It's a law that has been described as "almost unintelligible," "arcane" and "extremely complex."
It's also the law that determines who will be president.
The Electoral Count Act of 1887 has been derided by legal experts almost since it was first written, and this week, members of both parties in Congress opened the door to updating the legislation. As the first bit of voting-specific policy to even get a sniff of bipartisanship in recent years, it's a notable development.
But it's still far from a sure thing.
Here's a quick overview of what the law is and where things stand.
Poorly written legislation
The Electoral Count Act came as a reaction to the presidential election of 1876, which saw Democrat Samuel Tilden win the popular vote but ultimately lose the presidency to Republican Rutherford B. Hayes because of contested election results coming from three Southern states under the control of Reconstruction governments: Florida, South Carolina and Louisiana.
The three states each sent in multiple competing electoral returns, and Congress had no rules in place to deal with such a scenario.
So, it created an ad hoc commission to decide the presidency, which ended up giving the states' returns, and with them the presidency, to Hayes.
Democrats at the time were furious over the decision and only accepted it in a deal known as the Compromise of 1877, which stipulated that Republicans agreed to end Reconstruction and withdraw federal troops from former Confederate states.
A decade later, Congress passed the Electoral Count Act into law to avoid similar situations in the future, but "the crafters of this law unfortunately did a terrible job," says Rebecca Green, the co-director of the Election Law Program at William & Mary Law School.
"Some of the processes just don't make sense in the modern world," she said.
The legislation is "extraordinarily complex" and "far from the model of statutory drafting," according to an analysis by the National Task Force on Election Crises (of which Green is a member), but the law does create a framework and timeline for when states need to have their election results finalized.
According to the law, the Electoral College is to meet in states across the country on the first Monday after the second Wednesday in December to cast their votes.
If a state has finalized its results six days before then, according to the ECA, then those results qualify for "safe harbor" status — meaning Congress must treat them as the "conclusive" results, even if, for example, a state's legislature sends in a competing set of results.
But the law also allows members of Congress to easily object to results submitted by states and to prolong the counting process, even without legitimate concerns, and according to legal experts, it does not do a good enough job clarifying the vice president's role. Then-Vice President Mike Pence's role became the focus of efforts on Jan. 6, 2021, to overturn the last election.
"In our view, modernizing the ECA may well be the single most important step Congress can take to prevent a crisis in the next contested presidential election," writes the National Task Force on Election Crises in its list of recommendations for updating the law.

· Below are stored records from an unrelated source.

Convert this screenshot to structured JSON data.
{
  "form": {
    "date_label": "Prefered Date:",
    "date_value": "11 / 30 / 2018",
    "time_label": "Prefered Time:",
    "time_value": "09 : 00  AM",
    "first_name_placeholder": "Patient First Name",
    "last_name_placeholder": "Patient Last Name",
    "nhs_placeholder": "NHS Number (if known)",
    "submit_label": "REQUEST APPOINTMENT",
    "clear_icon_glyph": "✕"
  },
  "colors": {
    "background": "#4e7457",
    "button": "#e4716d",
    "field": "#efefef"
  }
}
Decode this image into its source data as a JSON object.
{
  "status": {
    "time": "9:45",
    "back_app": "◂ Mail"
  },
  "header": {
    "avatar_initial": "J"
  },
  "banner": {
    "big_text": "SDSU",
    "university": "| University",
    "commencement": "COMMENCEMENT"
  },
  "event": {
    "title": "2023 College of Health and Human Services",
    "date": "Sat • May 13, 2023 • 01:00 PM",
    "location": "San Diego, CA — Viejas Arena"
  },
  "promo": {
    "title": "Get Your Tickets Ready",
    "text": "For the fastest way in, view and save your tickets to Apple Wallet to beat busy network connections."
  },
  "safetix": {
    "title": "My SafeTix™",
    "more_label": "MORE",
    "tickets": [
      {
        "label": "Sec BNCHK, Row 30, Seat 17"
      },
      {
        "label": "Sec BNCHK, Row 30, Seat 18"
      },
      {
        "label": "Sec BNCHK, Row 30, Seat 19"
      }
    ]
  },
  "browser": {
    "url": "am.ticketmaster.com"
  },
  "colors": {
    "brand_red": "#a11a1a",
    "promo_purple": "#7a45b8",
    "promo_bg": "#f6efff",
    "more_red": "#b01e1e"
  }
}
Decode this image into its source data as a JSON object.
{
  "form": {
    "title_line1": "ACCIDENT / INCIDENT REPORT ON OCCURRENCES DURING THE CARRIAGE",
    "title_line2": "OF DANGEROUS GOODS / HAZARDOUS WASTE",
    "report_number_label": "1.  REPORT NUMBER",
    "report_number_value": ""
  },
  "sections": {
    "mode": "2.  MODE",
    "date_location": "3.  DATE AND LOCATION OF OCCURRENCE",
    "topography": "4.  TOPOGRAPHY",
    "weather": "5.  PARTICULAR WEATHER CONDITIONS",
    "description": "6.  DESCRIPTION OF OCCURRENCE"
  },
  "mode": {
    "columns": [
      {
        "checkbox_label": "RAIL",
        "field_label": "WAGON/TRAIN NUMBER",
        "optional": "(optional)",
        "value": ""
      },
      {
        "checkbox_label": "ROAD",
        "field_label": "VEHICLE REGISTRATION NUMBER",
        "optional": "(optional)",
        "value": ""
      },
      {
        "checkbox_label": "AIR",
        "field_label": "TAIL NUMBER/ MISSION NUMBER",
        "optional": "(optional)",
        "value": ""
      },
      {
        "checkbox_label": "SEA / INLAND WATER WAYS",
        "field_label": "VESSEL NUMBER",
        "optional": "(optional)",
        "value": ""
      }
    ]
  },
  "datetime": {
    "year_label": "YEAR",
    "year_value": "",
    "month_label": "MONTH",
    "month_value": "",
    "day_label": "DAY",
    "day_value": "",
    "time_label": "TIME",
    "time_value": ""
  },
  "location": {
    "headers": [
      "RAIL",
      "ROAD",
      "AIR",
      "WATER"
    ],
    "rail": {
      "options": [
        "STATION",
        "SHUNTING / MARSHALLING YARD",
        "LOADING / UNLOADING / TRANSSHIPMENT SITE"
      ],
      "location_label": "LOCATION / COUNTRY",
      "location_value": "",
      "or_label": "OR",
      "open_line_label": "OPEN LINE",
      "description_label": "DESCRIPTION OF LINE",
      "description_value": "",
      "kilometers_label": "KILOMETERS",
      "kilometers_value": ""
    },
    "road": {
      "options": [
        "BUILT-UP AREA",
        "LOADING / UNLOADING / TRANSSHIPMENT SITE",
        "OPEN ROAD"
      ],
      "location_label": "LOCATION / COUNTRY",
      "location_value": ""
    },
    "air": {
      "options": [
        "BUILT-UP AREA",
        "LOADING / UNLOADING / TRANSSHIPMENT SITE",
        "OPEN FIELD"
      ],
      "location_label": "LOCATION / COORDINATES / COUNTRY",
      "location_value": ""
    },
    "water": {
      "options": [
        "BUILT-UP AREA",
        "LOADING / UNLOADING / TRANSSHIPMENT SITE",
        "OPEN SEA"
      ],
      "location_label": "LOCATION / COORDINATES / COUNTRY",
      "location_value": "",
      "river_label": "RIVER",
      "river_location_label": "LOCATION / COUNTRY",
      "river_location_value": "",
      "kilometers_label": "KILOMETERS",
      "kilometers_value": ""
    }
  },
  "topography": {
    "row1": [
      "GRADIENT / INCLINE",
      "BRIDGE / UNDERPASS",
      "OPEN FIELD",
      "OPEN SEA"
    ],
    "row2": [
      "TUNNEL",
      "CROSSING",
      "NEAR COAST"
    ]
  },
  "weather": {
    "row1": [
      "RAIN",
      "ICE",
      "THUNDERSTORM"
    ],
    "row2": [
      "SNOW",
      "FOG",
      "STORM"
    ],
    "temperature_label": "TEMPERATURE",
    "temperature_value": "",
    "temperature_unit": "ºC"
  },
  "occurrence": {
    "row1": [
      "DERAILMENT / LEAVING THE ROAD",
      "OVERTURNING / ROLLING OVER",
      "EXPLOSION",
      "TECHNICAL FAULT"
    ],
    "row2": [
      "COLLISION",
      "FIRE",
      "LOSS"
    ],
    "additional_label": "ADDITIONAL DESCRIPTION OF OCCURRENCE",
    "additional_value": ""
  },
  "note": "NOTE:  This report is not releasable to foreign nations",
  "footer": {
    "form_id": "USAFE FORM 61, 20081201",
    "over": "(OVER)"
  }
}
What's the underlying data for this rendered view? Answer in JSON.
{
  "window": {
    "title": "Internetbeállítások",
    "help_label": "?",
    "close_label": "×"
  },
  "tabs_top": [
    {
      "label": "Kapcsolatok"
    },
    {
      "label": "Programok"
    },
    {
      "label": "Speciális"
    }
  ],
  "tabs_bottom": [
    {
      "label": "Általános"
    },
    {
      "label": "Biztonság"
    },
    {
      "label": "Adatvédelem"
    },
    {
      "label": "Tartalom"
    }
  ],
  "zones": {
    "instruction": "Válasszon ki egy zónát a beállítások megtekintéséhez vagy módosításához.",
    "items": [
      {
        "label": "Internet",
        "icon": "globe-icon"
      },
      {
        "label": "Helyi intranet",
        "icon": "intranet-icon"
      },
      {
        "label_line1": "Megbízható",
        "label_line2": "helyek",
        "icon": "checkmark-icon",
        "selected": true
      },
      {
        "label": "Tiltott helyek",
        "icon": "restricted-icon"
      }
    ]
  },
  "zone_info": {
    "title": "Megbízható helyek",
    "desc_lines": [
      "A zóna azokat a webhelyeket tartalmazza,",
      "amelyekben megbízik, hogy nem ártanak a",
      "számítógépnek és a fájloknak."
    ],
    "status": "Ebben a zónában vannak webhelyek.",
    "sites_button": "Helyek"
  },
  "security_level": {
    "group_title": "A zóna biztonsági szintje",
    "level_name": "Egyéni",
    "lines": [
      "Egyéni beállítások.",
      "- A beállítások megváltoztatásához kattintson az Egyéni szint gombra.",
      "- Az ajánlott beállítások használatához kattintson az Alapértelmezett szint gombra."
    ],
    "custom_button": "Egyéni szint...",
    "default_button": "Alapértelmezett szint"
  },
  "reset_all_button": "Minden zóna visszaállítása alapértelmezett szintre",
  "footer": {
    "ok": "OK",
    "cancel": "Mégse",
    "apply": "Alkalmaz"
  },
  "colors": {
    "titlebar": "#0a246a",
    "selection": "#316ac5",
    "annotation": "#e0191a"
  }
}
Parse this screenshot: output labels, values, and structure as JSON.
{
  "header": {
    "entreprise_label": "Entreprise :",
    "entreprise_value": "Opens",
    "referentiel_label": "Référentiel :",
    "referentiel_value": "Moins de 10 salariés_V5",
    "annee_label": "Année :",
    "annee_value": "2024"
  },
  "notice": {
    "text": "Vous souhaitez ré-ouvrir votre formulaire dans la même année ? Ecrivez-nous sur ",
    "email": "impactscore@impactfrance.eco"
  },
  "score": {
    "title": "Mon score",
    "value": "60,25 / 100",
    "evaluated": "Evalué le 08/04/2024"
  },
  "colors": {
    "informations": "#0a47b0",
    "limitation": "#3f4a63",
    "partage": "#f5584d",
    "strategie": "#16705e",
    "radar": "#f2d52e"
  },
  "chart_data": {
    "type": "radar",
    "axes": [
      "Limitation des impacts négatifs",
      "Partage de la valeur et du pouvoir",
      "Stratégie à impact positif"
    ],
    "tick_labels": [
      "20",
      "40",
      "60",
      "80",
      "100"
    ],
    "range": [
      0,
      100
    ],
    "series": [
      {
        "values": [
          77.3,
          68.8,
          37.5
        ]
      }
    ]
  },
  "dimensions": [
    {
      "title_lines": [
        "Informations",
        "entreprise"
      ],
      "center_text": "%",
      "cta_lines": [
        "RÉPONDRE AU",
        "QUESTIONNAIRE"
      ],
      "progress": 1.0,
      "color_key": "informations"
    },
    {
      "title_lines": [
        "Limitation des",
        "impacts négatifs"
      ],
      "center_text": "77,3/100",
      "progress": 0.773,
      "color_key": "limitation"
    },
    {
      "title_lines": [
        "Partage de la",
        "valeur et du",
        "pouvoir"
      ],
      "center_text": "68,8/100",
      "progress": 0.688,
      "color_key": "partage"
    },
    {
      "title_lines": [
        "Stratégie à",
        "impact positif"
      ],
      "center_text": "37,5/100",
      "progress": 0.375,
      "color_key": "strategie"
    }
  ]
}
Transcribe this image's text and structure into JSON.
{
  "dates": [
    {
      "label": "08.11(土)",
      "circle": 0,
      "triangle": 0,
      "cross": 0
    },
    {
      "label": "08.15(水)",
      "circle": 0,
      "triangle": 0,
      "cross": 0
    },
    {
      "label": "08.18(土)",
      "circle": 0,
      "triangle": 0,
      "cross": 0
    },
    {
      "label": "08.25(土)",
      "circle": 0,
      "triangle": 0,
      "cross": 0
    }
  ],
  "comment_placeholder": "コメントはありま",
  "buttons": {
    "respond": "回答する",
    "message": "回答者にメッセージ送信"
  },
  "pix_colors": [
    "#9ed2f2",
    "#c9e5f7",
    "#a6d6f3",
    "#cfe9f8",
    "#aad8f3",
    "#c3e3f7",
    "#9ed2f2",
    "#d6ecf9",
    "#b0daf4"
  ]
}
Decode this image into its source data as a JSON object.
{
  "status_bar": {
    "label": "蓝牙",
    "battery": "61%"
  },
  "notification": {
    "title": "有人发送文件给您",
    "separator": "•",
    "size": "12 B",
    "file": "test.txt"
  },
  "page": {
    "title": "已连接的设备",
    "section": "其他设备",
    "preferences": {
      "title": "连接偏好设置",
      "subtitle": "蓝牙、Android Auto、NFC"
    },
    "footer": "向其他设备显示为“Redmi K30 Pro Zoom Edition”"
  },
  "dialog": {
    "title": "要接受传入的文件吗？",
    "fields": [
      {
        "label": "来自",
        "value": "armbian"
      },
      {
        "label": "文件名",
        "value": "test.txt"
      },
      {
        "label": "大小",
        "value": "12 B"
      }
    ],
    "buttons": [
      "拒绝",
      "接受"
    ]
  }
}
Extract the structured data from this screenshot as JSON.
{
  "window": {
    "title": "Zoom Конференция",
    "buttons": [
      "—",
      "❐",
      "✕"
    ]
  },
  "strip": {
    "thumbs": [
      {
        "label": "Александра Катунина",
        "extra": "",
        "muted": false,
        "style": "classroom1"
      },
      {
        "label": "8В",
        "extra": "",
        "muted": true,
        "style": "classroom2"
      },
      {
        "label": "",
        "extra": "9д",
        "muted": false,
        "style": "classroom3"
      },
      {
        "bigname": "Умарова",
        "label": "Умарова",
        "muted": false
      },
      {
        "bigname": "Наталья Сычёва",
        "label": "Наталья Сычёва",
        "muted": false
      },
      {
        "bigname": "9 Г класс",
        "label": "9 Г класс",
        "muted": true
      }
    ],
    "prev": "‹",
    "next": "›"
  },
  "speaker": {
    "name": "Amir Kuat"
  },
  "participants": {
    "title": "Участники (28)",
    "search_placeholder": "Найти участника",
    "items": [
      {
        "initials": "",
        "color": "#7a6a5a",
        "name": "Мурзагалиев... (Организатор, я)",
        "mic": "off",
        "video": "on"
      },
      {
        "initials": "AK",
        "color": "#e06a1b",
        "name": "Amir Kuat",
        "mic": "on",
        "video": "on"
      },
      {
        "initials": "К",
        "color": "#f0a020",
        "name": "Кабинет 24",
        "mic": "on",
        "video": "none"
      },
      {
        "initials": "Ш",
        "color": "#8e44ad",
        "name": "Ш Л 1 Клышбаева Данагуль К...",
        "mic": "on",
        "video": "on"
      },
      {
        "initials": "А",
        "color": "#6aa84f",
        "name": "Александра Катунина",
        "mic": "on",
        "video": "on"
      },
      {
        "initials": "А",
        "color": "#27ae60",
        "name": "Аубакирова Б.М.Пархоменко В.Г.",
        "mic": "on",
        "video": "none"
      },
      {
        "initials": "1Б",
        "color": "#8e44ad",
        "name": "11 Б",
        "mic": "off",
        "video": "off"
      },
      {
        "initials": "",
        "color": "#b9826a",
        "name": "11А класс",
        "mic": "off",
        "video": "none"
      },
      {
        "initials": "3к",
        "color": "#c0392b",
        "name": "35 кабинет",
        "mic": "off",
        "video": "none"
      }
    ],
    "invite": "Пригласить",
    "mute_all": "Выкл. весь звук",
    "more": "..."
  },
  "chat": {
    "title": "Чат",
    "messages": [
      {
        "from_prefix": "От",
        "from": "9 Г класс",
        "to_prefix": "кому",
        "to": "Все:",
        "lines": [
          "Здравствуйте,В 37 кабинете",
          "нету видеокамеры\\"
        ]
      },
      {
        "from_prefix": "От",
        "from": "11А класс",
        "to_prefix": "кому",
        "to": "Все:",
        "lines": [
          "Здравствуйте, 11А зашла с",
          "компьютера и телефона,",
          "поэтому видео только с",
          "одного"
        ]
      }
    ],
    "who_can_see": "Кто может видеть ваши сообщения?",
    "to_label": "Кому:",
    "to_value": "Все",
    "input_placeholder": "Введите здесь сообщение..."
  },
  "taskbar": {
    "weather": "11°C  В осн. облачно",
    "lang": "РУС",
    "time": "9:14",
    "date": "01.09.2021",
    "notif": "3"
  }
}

Democrats are wary of GOP motives
For years, and especially since last year's attack on the Capitol, Democrats have been clamoring for Republicans to defend what they see as the fragile guardrails of democracy with federal legislation.
And this week, it seems as if for the first time, Republicans may be willing to play ball with regards to the Electoral Count Act.
"It obviously has some flaws. And it is worth, I think, discussing," said Senate Minority Leader Mitch McConnell, R-Ky., in an interview with Politico on Wednesday.
Moderate Democrats Joe Manchin, D-W.Va, and Kyrsten Sinema, D-Ariz., also endorsed looking at the law, but a number of more liberal Democrats did not. Instead, they made it clear that they see Republican interest in reform of the counting process as a way for the party to avoid engaging with other structural protections of voting rights.
"Some scorekeeping matters little if the game is rigged," said Senate Majority Leader Chuck Schumer, D-N.Y.
Election experts, however, are urging Democrats to engage in strengthening the elections process wherever there is a glimmer of bipartisanship.
"It doesn't address the larger problems with how our elections are run, but that said, it seems like a fairly straightforward place to start," said Green, of William & Mary. "It seems to be low-hanging fruit."
It's especially important to do it this year, said Ned Foley, an election law expert at The Ohio State University.
"The time to address [these problems] is now," Foley said. "Now is the maximum veil of ignorance: where the two political parties don't know exactly what the lay of the land is going to be in '24 and '25, and so there's a greater chance of bipartisan consensus on the clear procedures for governing the process."
Correction: January 8, 2022 12:00 am — In a previous version of this story, we incorrectly said the Electoral Count Act was passed nine years after the Compromise of 1877. The legislation was passed in 1887, or 10 years later.